What the task requires - This task requires every entry to be set down again exactly.

Task material -
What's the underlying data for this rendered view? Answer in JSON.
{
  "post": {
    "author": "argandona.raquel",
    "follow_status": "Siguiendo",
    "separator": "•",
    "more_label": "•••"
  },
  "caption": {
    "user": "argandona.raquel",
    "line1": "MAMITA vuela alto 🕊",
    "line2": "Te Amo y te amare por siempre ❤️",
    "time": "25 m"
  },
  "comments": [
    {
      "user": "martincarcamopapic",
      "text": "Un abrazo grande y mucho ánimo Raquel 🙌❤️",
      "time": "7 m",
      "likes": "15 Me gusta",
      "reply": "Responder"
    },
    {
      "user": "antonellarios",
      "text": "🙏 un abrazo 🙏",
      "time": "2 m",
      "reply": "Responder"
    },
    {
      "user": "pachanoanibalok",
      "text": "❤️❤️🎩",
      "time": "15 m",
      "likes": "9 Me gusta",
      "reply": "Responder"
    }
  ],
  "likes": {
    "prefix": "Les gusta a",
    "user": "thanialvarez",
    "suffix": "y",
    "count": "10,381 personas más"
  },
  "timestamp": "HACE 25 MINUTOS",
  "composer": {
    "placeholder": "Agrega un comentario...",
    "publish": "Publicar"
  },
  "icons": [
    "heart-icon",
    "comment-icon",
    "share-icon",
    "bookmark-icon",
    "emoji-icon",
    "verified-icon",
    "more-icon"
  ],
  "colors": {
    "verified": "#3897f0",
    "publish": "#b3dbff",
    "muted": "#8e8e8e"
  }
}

Exercise answer -
What's the underlying data for this rendered view? Answer in JSON.
{
  "post": {
    "author": "argandona.raquel",
    "follow_status": "Siguiendo",
    "separator": "•",
    "more_label": "•••"
  },
  "caption": {
    "user": "argandona.raquel",
    "line1": "MAMITA vuela alto 🕊",
    "line2": "Te Amo y te amare por siempre ❤️",
    "time": "25 m"
  },
  "comments": [
    {
      "user": "martincarcamopapic",
      "text": "Un abrazo grande y mucho ánimo Raquel 🙌❤️",
      "time": "7 m",
      "likes": "15 Me gusta",
      "reply": "Responder"
    },
    {
      "user": "antonellarios",
      "text": "🙏 un abrazo 🙏",
      "time": "2 m",
      "reply": "Responder"
    },
    {
      "user": "pachanoanibalok",
      "text": "❤️❤️🎩",
      "time": "15 m",
      "likes": "9 Me gusta",
      "reply": "Responder"
    }
  ],
  "likes": {
    "prefix": "Les gusta a",
    "user": "thanialvarez",
    "suffix": "y",
    "count": "10,381 personas más"
  },
  "timestamp": "HACE 25 MINUTOS",
  "composer": {
    "placeholder": "Agrega un comentario...",
    "publish": "Publicar"
  },
  "icons": [
    "heart-icon",
    "comment-icon",
    "share-icon",
    "bookmark-icon",
    "emoji-icon",
    "verified-icon",
    "more-icon"
  ],
  "colors": {
    "verified": "#3897f0",
    "publish": "#b3dbff",
    "muted": "#8e8e8e"
  }
}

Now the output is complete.